“Where are you from?” you hear someone ask, and the answer, “That’s an interesting question.” “You, too?” one says. “Me, too,” another replies. You understand them, not because you use the same words, but because when you speak those words you agree on the impreciseness of their meanings: near, far, hot, cold, friends, enemies, rich, poor, family, strangers, here, there, hello, goodbye. Their meanings are slippery, like the damp boards beneath your feet. And the slipperiness is comfortable.
In time, you cross the bridge again and again, sharing familiar greetings with those in the misty middle. But never do you set out without having to repair what was built before. You continue . . . build, step, build, step.
What is a bridge, but a paradox, leading from home to home, from not-home to not-home? Your heart’s compass spins. The shores, they push and pull, they give hugs at arms length, they don’t plan on changing, but they do. The same can be said of you.
And then, out of desire or necessity, you settle down farther inland. You put down roots in loose soil. There’s a dock over the next, next hill. You go to visit from time to time and walk its length. You listen to the slap of the waves. You breathe in the smell of the ocean. You taste the salt in the air . . . and you remember the sounds and the smells and the bitter-sweet flavors of where you used to be.
What do you see when you see a dock?
You put down roots in loose soil, but you still speak the language of the bridge.
These thoughts are inspired by Mission Training International‘s “Pair of Ducks.” MTI uses two rubber ducks—a “yay duck” and a “yuck duck”—to show cross-cultural workers and their kids that all the places where they’ve lived have their good and bad parts.
February 14, 2015 § Leave a comment
If you were to draw a picture of reverse culture shock, what would it look like? What images would you show? What colors would you use?
If you were to make a video, what kind of video would it be?
Photographer and visual artist Jenna Rutanen was born in Finland, attended university in London, and now is continuing her studies and working in the Netherlands. She has turned her experience in crossing cultures into an art installation, consisting of two videos projected on opposite walls of a room. She calls it “Waiting to Belong,” and here’s how she describes what she is representing:
I am experiencing reverse culture shock during each visit to my home country, Finland.
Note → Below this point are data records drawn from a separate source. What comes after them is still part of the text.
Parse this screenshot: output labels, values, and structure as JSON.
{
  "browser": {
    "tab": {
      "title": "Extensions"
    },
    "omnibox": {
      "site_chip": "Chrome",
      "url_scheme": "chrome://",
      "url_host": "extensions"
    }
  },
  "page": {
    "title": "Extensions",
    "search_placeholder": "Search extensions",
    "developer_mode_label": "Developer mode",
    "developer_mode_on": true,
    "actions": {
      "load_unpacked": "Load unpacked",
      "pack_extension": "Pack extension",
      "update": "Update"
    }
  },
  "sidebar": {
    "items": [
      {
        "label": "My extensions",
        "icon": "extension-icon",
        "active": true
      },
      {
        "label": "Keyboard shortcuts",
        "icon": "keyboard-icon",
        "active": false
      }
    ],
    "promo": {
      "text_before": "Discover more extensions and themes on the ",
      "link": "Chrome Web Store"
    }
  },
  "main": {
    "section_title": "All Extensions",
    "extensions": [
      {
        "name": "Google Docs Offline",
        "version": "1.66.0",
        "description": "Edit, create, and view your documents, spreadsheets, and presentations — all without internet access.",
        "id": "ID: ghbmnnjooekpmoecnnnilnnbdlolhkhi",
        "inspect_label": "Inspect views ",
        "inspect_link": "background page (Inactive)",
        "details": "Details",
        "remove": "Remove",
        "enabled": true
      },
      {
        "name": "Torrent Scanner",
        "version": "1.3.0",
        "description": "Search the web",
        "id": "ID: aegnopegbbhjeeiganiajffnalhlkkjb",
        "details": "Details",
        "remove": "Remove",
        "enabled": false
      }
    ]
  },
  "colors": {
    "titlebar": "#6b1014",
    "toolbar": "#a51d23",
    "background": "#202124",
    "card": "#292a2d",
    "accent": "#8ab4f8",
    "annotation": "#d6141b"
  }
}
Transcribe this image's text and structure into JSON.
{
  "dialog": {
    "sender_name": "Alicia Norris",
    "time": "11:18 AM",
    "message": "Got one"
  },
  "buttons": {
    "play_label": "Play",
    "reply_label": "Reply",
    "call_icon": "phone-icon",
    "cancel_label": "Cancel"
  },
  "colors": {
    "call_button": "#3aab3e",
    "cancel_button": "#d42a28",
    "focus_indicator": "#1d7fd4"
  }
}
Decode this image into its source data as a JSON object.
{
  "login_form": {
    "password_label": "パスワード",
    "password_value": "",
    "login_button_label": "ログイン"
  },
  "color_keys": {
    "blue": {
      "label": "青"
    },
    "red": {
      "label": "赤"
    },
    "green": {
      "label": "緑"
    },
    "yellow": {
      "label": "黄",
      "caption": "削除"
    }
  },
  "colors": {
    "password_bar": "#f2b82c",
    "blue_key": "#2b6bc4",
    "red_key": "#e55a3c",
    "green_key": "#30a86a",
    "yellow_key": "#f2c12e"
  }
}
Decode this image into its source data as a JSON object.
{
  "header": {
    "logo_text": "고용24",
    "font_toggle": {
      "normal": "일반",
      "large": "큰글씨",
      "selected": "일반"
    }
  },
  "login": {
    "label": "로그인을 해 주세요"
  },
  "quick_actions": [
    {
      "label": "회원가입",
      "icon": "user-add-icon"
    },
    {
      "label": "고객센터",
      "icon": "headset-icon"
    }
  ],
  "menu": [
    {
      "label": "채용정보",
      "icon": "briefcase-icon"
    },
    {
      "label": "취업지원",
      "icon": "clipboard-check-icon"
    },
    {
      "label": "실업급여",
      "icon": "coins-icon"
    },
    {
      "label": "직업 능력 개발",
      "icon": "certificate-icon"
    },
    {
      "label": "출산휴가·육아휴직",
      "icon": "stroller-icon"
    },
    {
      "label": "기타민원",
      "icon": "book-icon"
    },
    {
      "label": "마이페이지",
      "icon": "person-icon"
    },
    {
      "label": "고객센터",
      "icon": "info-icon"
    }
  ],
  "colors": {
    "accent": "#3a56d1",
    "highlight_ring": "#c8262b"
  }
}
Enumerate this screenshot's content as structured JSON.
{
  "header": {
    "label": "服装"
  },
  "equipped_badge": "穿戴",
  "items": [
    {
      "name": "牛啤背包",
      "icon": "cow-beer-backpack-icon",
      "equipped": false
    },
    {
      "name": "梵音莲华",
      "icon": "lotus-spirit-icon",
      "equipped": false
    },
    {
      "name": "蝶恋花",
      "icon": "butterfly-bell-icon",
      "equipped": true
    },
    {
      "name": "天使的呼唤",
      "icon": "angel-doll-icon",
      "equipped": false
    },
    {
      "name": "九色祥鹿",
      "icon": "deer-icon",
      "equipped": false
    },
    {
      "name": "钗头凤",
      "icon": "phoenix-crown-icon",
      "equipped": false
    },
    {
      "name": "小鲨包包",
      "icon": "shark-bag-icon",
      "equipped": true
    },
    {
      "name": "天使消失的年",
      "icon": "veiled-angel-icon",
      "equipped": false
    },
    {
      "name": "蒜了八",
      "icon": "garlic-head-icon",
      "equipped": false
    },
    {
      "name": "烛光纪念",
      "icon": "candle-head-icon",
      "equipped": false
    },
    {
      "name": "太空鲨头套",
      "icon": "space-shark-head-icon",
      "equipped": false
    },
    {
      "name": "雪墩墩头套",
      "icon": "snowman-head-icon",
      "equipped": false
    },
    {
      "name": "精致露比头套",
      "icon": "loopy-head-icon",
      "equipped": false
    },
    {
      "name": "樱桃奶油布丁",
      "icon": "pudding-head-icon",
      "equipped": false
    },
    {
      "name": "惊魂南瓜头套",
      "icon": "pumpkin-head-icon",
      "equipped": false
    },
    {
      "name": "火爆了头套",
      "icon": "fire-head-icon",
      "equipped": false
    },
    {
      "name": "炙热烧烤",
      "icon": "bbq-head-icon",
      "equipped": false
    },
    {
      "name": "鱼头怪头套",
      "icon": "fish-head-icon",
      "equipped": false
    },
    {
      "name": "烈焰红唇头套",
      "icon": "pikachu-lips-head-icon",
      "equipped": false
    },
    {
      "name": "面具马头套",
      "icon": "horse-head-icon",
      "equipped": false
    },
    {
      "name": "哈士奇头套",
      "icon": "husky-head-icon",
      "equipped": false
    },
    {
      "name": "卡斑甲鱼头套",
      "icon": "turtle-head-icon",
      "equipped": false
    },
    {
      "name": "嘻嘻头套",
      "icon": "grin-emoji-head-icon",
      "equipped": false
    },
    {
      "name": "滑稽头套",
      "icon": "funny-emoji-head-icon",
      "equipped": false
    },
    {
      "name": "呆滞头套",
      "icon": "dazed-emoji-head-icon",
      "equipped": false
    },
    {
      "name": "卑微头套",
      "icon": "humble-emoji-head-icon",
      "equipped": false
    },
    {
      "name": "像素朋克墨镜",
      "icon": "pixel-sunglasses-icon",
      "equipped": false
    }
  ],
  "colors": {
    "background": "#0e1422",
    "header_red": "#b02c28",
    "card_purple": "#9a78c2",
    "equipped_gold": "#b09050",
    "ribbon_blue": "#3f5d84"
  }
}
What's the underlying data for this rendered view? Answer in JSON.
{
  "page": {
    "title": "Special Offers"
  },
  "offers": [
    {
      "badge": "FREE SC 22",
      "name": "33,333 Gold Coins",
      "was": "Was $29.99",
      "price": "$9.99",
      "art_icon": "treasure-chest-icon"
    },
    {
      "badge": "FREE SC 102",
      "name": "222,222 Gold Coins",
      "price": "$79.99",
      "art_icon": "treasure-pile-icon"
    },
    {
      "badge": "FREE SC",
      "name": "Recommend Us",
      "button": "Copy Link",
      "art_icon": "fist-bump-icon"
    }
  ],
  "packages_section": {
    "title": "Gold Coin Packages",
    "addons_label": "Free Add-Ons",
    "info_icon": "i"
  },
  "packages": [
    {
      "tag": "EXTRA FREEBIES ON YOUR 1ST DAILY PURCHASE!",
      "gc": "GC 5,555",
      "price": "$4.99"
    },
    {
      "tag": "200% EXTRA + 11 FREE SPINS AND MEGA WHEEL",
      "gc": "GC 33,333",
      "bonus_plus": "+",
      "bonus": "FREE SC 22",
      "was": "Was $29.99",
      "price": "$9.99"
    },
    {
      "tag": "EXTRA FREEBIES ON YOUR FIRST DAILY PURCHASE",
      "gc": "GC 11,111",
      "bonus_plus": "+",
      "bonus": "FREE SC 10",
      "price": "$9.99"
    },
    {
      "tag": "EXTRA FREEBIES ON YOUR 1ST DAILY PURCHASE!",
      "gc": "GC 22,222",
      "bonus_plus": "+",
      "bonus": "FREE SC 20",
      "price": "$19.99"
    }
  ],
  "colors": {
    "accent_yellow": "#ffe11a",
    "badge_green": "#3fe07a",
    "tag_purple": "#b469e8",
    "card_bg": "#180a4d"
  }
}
In the past, all the winters that I had spent in some sort of hibernation, would now start to suffocate me because of the darkness. As a child, I spent my time playing in the forests, making tree houses and snow castles but now I can hardly venture going into the forest on my own after being away from it for such a long time. It seems as if I have lost the ability to adapt to the surroundings that I used to belong in and as of yet, I haven’t been able to adapt to my current surroundings either, which has kind of left me stuck between two different worlds. All I can do is wait to belong.
Installation art often seems pretentious to me, and this may strike you that way. You may say, “I could have done that.” You may wonder why Rutanen in her “portrait” is so glum. You may wonder what the big deal is.
But watching the two videos of “Waiting to Belong” is very thought provoking to me, and I think it would be even more interesting if I could stand between them, turning from one to the other.
It’s the anticipation—and tedium—of waiting for something to happen, and (spoiler alert, if you haven’t watched the videos yet) nothing does. That’s one of the things that makes reverse culture shock difficult. It’s the nomad gazing at the horizon, waiting for herself to adapt or for her surroundings to become more accommodating, or waiting for both to re-become what they used to be. And it’s the pale landscape waiting itself, staring back at a daughter who has returned a stranger. It seems to say, “I am what I am. It’s up to you.”
These are frustrating feelings to have. And if you become impatient watching the videos, maybe that’s part of the point.
(Jenna Rutanen, “Artist Statement: Waiting to Belong,” jennarutanen.com)